Of children with sore throat, 15% to 36% have pharyngitis caused by group A β-hemolytic streptococci (GABHS). Performance of a GABHS test prior to antibiotic prescribing is recommended for children with sore throat. Penicillin, amoxicillin, erythromycin, and first-generation cephalosporins are the recommended antibiotics for treatment of sore throat due to GABHS.
To measure rates of antibiotic prescribing and GABHS testing and to evaluate the association between testing and antibiotic treatment for children with sore throat.
Design, Setting, and Participants
Analysis of visits by children aged 3 to 17 years with sore throat to office-based physicians, hospital outpatient departments, and emergency departments in the National Ambulatory Medical Care Survey and National Hospital Ambulatory Medical Care Survey, 1995 to 2003 (N = 4158) and of a subset of visits with GABHS testing data (n = 2797).

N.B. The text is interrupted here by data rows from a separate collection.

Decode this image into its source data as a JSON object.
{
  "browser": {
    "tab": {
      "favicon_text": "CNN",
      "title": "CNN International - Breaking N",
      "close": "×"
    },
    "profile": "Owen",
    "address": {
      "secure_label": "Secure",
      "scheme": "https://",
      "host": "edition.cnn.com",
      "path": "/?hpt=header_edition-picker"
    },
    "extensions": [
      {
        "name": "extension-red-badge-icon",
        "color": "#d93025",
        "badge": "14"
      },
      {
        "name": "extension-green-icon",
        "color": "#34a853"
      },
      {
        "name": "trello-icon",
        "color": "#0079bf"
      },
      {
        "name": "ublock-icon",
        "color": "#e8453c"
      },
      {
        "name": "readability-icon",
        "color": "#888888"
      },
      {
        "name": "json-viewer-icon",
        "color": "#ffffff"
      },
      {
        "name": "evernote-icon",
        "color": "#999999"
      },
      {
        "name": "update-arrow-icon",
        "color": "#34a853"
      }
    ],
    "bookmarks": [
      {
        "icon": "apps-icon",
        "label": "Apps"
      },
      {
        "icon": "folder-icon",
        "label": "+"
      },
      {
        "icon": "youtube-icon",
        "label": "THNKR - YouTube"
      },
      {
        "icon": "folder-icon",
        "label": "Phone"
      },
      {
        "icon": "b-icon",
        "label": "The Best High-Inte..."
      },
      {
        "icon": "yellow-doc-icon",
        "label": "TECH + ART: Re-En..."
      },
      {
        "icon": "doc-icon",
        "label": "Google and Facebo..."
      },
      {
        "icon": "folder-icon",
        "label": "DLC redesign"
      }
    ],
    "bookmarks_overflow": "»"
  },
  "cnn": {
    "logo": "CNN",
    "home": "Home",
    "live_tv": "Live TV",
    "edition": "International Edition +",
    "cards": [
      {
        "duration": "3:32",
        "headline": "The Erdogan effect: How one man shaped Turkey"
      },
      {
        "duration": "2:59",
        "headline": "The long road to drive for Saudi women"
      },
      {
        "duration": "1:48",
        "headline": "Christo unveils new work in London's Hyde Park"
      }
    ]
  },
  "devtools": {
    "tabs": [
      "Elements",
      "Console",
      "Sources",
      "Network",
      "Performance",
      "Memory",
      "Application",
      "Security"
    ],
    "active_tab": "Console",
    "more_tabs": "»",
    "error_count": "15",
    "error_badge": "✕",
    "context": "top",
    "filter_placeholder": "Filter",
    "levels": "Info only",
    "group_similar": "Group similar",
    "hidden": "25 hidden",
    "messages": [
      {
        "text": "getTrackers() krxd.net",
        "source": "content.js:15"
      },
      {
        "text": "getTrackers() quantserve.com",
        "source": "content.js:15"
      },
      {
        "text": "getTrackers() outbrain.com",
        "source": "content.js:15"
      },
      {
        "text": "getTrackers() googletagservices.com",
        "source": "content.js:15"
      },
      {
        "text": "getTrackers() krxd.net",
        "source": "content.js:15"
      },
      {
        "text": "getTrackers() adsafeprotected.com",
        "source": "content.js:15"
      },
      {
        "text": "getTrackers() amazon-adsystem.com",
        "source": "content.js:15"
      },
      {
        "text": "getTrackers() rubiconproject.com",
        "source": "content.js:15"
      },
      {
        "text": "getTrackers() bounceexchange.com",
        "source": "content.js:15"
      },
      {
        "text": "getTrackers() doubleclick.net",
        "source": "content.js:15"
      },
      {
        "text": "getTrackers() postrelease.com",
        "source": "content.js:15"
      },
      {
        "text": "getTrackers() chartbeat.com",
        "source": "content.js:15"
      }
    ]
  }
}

Main Outcome Measures
National rates of antibiotic prescribing, prescribing of antibiotics recommended and not recommended for GABHS, and GABHS testing.
Physicians prescribed antibiotics in 53% (95% confidence interval [CI], 49%-56%) of an estimated 7.3 million annual visits for sore throat and nonrecommended antibiotics to 27% (95% CI, 24%-31%) of children who received an antibiotic. Antibiotic prescribing decreased from 66% of visits in 1995 to 54% of visits in 2003 (P = .01 for trend). This decrease was attributable to a decrease in the prescribing of recommended antibiotics (49% to 38%; P = .002). Physicians performed a GABHS test in 53% (95% CI, 48%-57%) of visits and in 51% (95% CI, 45%-57%) of visits at which an antibiotic was prescribed. GABHS testing was not associated with a lower antibiotic prescribing rate overall (48% tested vs 51% not tested; P = .40), but testing was associated with a lower antibiotic prescribing rate for children with diagnosis codes for pharyngitis, tonsillitis, and streptococcal sore throat (57% tested vs 73% not tested; P<.001).
Physicians prescribed antibiotics to 53% of children with sore throat, in excess of the maximum expected prevalence of GABHS. Although there was a decrease in the proportion of children receiving antibiotics between 1995 and 2003, this was due to decreased prescribing of agents recommended for GABHS. Although GABHS testing was associated with a lower rate of antibiotic prescribing for children with diagnosis codes of pharyngitis, tonsillitis, and streptococcal sore throat, GABHS testing was underused.